From the first days after its founding in 1975, COHA worked closely with Senator Kennedy’s office, often on an urgent basis, when the lives of various embattled Latin Americans were at risk as a result of a series of dirty wars being waged by the region’s military and other authoritarian regimes against their own citizens during the 1980’s.
In the course of this long relationship, we were particularly grateful for Senator Kennedy’s kind words about this organization which he inserted in the Congressional Record, where he referred to COHA as “one of our nation’s most respected bodies of scholars and policy makers.”
COHA worked with Senator Kennedy on a range of crises breaking-out in Latin America. Along with a handful of other invaluable senators serving in the same way like Tom Harkin of Iowa and Christopher Dodd of Connecticut, Senator Kennedy was one of the best informed and most caring U.S. legislators when it came to responding to the humanitarian tragedies being perpetrated in various Latin American countries such as Argentina, Guatemala, Chile, Colombia and El Salvador, among others.

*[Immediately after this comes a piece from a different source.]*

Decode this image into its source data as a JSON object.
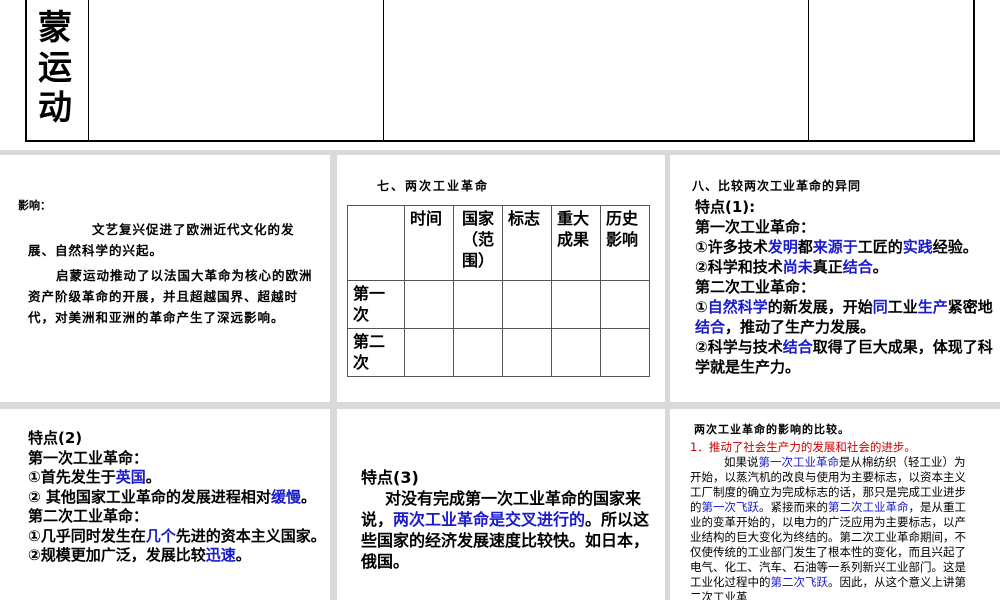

During this period, Senator Kennedy – by picking up the phone and making a vital call backing some important legislative initiative, raising inquiries with the Pentagon or challenging some State Department interpretation that lessened the impact of existing U.S. policies punishing those regimes that blemished rights standards, and by his office sending off communiqués to Chilean, Argentine, Uruguayan, or Brazilian officials demanding clarifications concerning the status of “disappeared” national figures as well as humble citizens, civic leaders or trade union officials – was able to save lives and counter inappropriate White House initiatives. No one in Washington made a greater difference when it came to showing solidarity with the cause of public rectitude throughout Latin America than this man, of the now fallen giant, Senator Kennedy.